- **DIRECTIONS FOR THIS TASK**
Copy out every line of the data that has the word "Recommend" somewhere in it.
◇ ◇ ◇ ◇ ◇ ◇ ◇
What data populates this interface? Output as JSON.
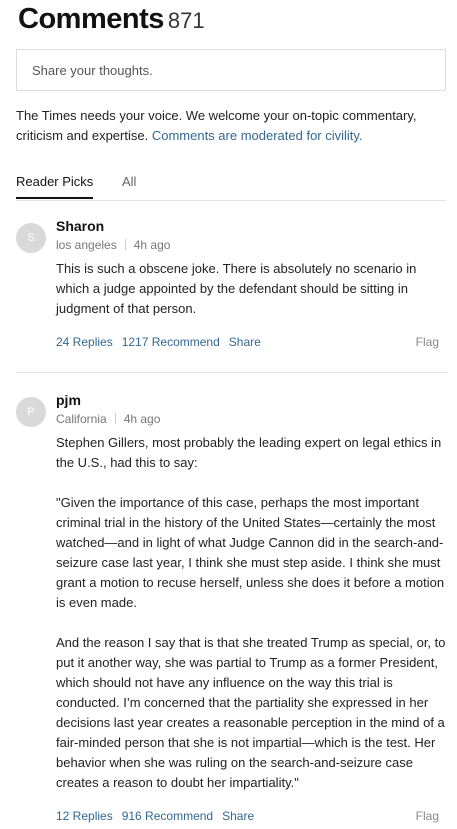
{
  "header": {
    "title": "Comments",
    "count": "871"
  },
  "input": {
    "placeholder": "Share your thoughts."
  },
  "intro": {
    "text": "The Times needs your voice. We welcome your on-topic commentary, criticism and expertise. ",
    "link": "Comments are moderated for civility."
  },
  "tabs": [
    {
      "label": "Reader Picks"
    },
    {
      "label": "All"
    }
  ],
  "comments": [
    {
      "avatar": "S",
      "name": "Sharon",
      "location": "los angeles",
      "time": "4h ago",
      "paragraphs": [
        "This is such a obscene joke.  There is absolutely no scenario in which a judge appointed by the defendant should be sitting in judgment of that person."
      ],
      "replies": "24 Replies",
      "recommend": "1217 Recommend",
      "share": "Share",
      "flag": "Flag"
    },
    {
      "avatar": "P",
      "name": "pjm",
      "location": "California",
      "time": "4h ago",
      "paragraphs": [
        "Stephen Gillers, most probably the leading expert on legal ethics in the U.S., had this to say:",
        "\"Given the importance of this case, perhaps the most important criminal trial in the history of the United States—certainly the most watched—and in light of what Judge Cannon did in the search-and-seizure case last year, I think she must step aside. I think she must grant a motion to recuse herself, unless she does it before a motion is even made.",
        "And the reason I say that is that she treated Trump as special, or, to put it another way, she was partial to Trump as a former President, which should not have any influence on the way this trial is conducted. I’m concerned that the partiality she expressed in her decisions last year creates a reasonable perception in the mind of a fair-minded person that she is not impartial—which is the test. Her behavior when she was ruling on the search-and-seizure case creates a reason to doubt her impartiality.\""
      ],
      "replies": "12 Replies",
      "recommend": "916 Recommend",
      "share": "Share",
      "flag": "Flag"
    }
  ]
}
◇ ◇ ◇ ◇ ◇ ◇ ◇
- **TASK SOLUTION**
      "recommend": "1217 Recommend",
      "recommend": "916 Recommend",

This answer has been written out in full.